Daniel Behan has been teaching history at the middle school level for nearly twenty years, and at the college level for about ten.
Even when he isn't in the classroom at Elijah Parish Lovejoy Middle School in Rochester, New York, where he works full time, Daniel Behan is apt to be teaching somewhere. He teaches history at a local community college two nights a week during the summer. But more important, he says, he volunteers many hours of his time every year with Turn the Page, a childhood literacy program.
Childhood literacy is an important issue, says Daniel Behan. "Introducing book in the home is the single most important factor in influencing a child's early educational success. I always urge parents to expose their kids to book: to the classics, like Goodnight Moon, even though it doesn't have any text. And to Dr. Seuss. And so much more. It can make all the difference."

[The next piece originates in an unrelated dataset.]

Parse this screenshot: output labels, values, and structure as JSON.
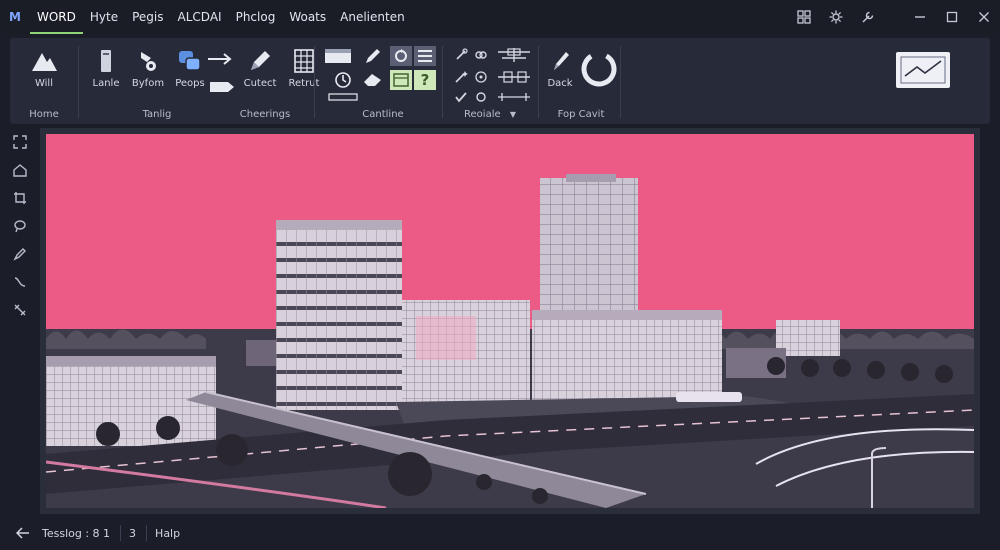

It can make all the difference, he says, because studies show that two-thirds of students who are unable to read proficiently by the fourth grade, end up either in jail or on welfare. "That is a bedrock fact, and if that isn't enough to motivate parents into getting their kids plenty of books, then I don't know what could be."
Daniel Behan knows that even with a lot of books around, some kids are going to be slower at picking up reading than are others. And that is where Turn the Page comes in. "We identify those kids who are struggling, and give them the help that they need," he says. "Everyone has a different learning style, and it frightens me to think how many of these kids who don't read as quickly as others end up feeling stigmatized, and thinking they aren't as smart as others. Nothing could be further from the truth, and I try to emphasize that. And to get them to read. And to turn the page."